Source information –

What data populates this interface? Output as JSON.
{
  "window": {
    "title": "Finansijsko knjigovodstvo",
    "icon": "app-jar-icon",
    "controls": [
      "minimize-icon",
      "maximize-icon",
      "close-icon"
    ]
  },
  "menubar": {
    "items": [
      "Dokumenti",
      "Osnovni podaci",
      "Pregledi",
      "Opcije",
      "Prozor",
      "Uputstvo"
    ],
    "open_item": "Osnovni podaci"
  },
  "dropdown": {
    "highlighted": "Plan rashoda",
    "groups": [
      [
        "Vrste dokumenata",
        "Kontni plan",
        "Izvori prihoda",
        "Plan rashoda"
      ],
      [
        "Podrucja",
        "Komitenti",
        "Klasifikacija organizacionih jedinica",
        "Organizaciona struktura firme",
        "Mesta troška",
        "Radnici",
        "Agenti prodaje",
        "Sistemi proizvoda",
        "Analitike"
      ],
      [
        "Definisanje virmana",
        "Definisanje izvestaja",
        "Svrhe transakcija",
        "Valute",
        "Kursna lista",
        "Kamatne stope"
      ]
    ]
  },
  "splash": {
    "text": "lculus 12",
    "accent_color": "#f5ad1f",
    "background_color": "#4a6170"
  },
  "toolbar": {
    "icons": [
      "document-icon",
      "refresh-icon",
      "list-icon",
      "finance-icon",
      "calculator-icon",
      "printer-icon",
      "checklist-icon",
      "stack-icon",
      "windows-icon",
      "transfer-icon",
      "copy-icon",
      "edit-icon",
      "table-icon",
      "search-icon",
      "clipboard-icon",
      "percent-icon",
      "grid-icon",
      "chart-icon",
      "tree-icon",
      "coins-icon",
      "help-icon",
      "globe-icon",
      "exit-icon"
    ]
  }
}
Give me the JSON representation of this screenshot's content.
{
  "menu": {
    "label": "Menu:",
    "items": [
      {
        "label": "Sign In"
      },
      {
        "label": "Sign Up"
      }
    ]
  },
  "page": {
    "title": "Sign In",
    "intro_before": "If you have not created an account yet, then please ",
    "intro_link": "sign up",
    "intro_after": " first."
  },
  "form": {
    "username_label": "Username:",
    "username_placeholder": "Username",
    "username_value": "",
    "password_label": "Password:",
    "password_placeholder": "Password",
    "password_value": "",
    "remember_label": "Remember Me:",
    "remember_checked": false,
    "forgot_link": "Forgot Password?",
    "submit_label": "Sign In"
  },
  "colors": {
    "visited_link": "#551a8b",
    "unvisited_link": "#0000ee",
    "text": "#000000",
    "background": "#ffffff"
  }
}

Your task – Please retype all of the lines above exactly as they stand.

Exercise result –
What data populates this interface? Output as JSON.
{
  "window": {
    "title": "Finansijsko knjigovodstvo",
    "icon": "app-jar-icon",
    "controls": [
      "minimize-icon",
      "maximize-icon",
      "close-icon"
    ]
  },
  "menubar": {
    "items": [
      "Dokumenti",
      "Osnovni podaci",
      "Pregledi",
      "Opcije",
      "Prozor",
      "Uputstvo"
    ],
    "open_item": "Osnovni podaci"
  },
  "dropdown": {
    "highlighted": "Plan rashoda",
    "groups": [
      [
        "Vrste dokumenata",
        "Kontni plan",
        "Izvori prihoda",
        "Plan rashoda"
      ],
      [
        "Podrucja",
        "Komitenti",
        "Klasifikacija organizacionih jedinica",
        "Organizaciona struktura firme",
        "Mesta troška",
        "Radnici",
        "Agenti prodaje",
        "Sistemi proizvoda",
        "Analitike"
      ],
      [
        "Definisanje virmana",
        "Definisanje izvestaja",
        "Svrhe transakcija",
        "Valute",
        "Kursna lista",
        "Kamatne stope"
      ]
    ]
  },
  "splash": {
    "text": "lculus 12",
    "accent_color": "#f5ad1f",
    "background_color": "#4a6170"
  },
  "toolbar": {
    "icons": [
      "document-icon",
      "refresh-icon",
      "list-icon",
      "finance-icon",
      "calculator-icon",
      "printer-icon",
      "checklist-icon",
      "stack-icon",
      "windows-icon",
      "transfer-icon",
      "copy-icon",
      "edit-icon",
      "table-icon",
      "search-icon",
      "clipboard-icon",
      "percent-icon",
      "grid-icon",
      "chart-icon",
      "tree-icon",
      "coins-icon",
      "help-icon",
      "globe-icon",
      "exit-icon"
    ]
  }
}
Give me the JSON representation of this screenshot's content.
{
  "menu": {
    "label": "Menu:",
    "items": [
      {
        "label": "Sign In"
      },
      {
        "label": "Sign Up"
      }
    ]
  },
  "page": {
    "title": "Sign In",
    "intro_before": "If you have not created an account yet, then please ",
    "intro_link": "sign up",
    "intro_after": " first."
  },
  "form": {
    "username_label": "Username:",
    "username_placeholder": "Username",
    "username_value": "",
    "password_label": "Password:",
    "password_placeholder": "Password",
    "password_value": "",
    "remember_label": "Remember Me:",
    "remember_checked": false,
    "forgot_link": "Forgot Password?",
    "submit_label": "Sign In"
  },
  "colors": {
    "visited_link": "#551a8b",
    "unvisited_link": "#0000ee",
    "text": "#000000",
    "background": "#ffffff"
  }
}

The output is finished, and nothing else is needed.